» Activity
From the listing below, extract each line containing the string "column".

» Given data

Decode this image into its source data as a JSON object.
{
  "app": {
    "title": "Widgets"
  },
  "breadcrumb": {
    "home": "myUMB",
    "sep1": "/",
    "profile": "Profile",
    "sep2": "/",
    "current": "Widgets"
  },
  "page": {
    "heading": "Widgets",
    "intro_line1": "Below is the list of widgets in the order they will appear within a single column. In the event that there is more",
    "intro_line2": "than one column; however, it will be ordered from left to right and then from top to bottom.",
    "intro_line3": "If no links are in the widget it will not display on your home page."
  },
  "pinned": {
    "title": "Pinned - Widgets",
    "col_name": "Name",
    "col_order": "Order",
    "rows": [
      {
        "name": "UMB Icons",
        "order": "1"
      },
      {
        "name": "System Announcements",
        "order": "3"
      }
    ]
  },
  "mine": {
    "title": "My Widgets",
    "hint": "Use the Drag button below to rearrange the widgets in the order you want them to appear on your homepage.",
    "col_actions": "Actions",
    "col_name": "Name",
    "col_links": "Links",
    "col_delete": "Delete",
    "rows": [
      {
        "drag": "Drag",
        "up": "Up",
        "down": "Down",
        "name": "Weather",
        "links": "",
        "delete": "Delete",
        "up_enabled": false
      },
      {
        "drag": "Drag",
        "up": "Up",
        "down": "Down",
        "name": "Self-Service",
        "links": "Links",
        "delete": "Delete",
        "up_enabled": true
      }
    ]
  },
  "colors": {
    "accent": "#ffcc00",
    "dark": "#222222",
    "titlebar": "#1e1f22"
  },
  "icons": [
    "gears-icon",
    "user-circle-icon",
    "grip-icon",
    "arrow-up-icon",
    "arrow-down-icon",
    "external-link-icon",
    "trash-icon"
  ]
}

» Output for this task
    "intro_line1": "Below is the list of widgets in the order they will appear within a single column. In the event that there is more",
    "intro_line2": "than one column; however, it will be ordered from left to right and then from top to bottom.",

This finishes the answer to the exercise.